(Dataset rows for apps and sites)
--------
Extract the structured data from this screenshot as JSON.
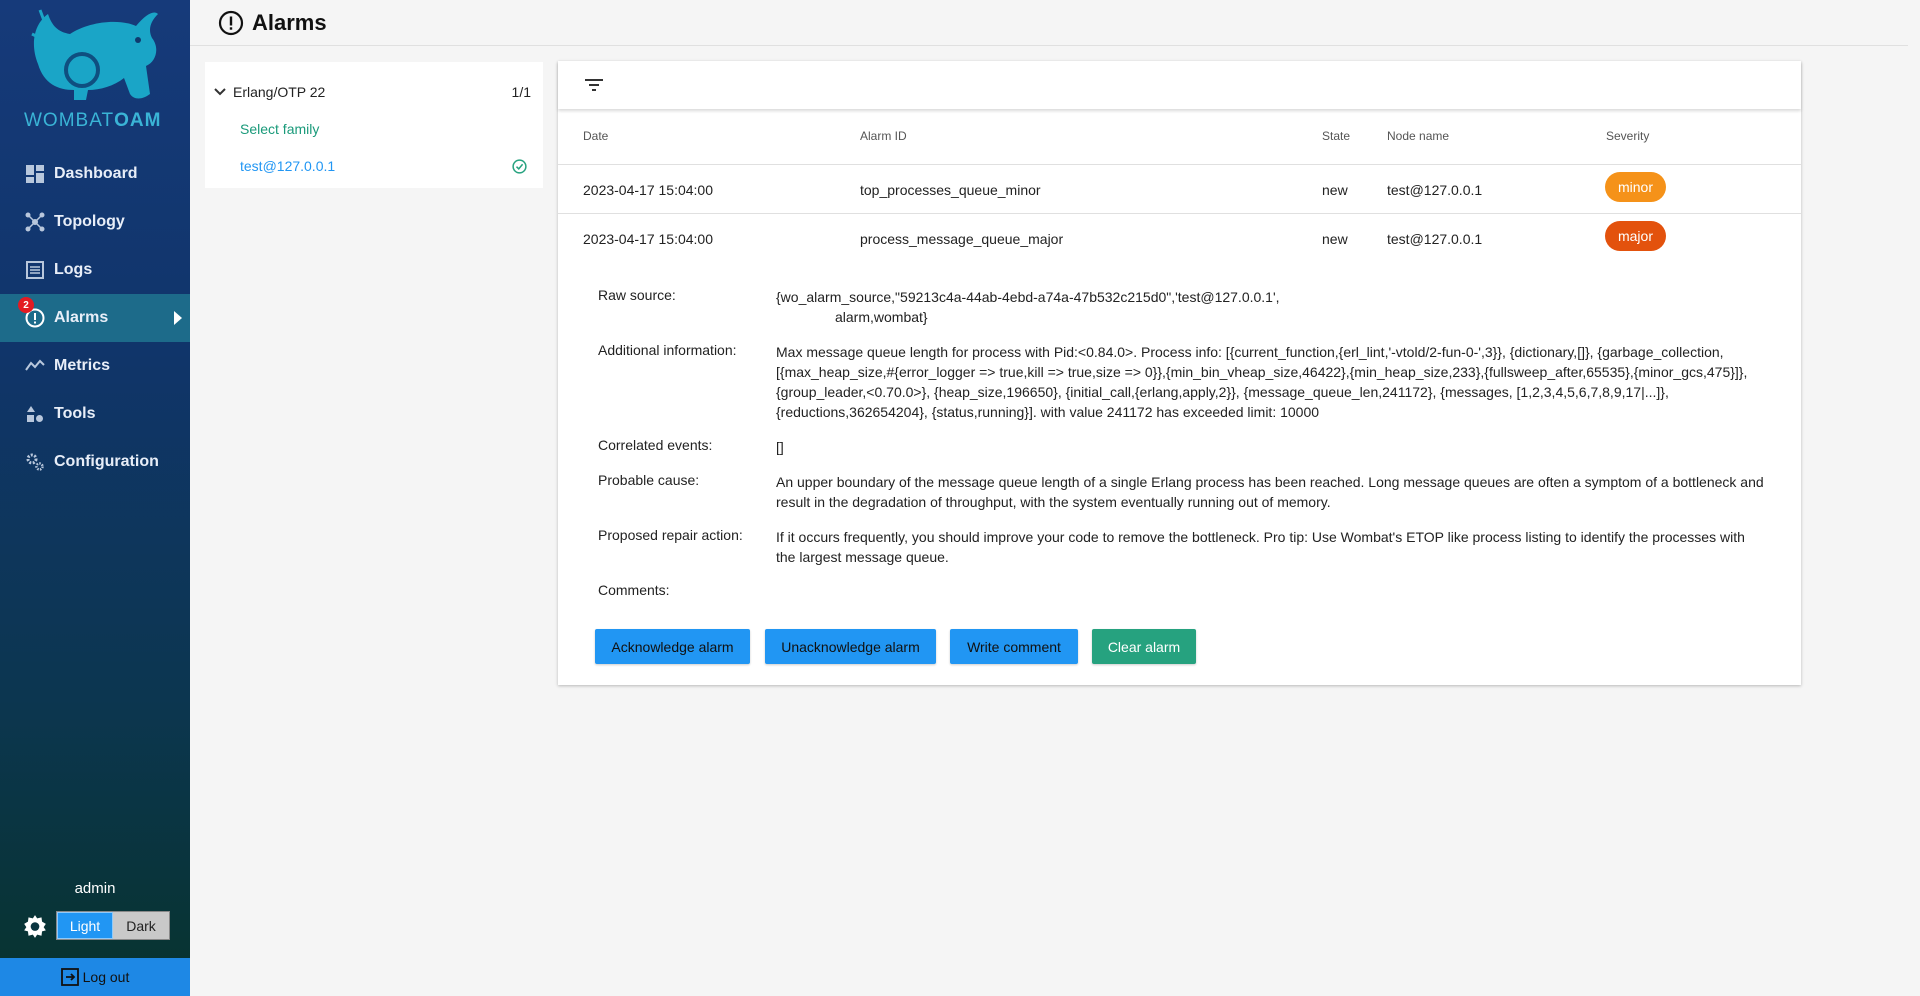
{
  "sidebar": {
    "logo_text_light": "WOMBAT",
    "logo_text_bold": "OAM",
    "items": [
      {
        "label": "Dashboard",
        "icon": "dashboard-icon"
      },
      {
        "label": "Topology",
        "icon": "topology-icon"
      },
      {
        "label": "Logs",
        "icon": "logs-icon"
      },
      {
        "label": "Alarms",
        "icon": "alarm-icon",
        "badge": "2",
        "active": true
      },
      {
        "label": "Metrics",
        "icon": "metrics-icon"
      },
      {
        "label": "Tools",
        "icon": "tools-icon"
      },
      {
        "label": "Configuration",
        "icon": "configuration-icon"
      }
    ],
    "user": "admin",
    "theme": {
      "light": "Light",
      "dark": "Dark",
      "selected": "Light"
    },
    "logout": "Log out"
  },
  "header": {
    "title": "Alarms"
  },
  "tree": {
    "family": "Erlang/OTP 22",
    "count": "1/1",
    "select_family": "Select family",
    "node": "test@127.0.0.1"
  },
  "table": {
    "columns": [
      "Date",
      "Alarm ID",
      "State",
      "Node name",
      "Severity"
    ],
    "rows": [
      {
        "date": "2023-04-17 15:04:00",
        "alarm_id": "top_processes_queue_minor",
        "state": "new",
        "node": "test@127.0.0.1",
        "severity": "minor"
      },
      {
        "date": "2023-04-17 15:04:00",
        "alarm_id": "process_message_queue_major",
        "state": "new",
        "node": "test@127.0.0.1",
        "severity": "major"
      }
    ]
  },
  "details": {
    "raw_source_label": "Raw source:",
    "raw_source_line1": "{wo_alarm_source,\"59213c4a-44ab-4ebd-a74a-47b532c215d0\",'test@127.0.0.1',",
    "raw_source_line2": "alarm,wombat}",
    "additional_label": "Additional information:",
    "additional_value": "Max message queue length for  process with Pid:<0.84.0>. Process info: [{current_function,{erl_lint,'-vtold/2-fun-0-',3}}, {dictionary,[]}, {garbage_collection, [{max_heap_size,#{error_logger => true,kill => true,size => 0}},{min_bin_vheap_size,46422},{min_heap_size,233},{fullsweep_after,65535},{minor_gcs,475}]}, {group_leader,<0.70.0>}, {heap_size,196650}, {initial_call,{erlang,apply,2}}, {message_queue_len,241172}, {messages, [1,2,3,4,5,6,7,8,9,17|...]}, {reductions,362654204}, {status,running}]. with value 241172 has exceeded limit: 10000",
    "correlated_label": "Correlated events:",
    "correlated_value": "[]",
    "cause_label": "Probable cause:",
    "cause_value": "An upper boundary of the message queue length of a single Erlang process has been reached. Long message queues are often a symptom of a bottleneck and result in the degradation of throughput, with the system eventually running out of memory.",
    "repair_label": "Proposed repair action:",
    "repair_value": "If it occurs frequently, you should improve your code to remove the bottleneck. Pro tip: Use Wombat's ETOP like process listing to identify the processes with the largest message queue.",
    "comments_label": "Comments:"
  },
  "actions": {
    "acknowledge": "Acknowledge alarm",
    "unacknowledge": "Unacknowledge alarm",
    "comment": "Write comment",
    "clear": "Clear alarm"
  },
  "colors": {
    "minor": "#f59219",
    "major": "#e3520d",
    "accent": "#2196f3",
    "success": "#26a27f"
  }
}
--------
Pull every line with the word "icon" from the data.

        "icon": "dashboard-icon"
        "icon": "topology-icon"
        "icon": "logs-icon"
        "icon": "alarm-icon",
        "icon": "metrics-icon"
        "icon": "tools-icon"
        "icon": "configuration-icon"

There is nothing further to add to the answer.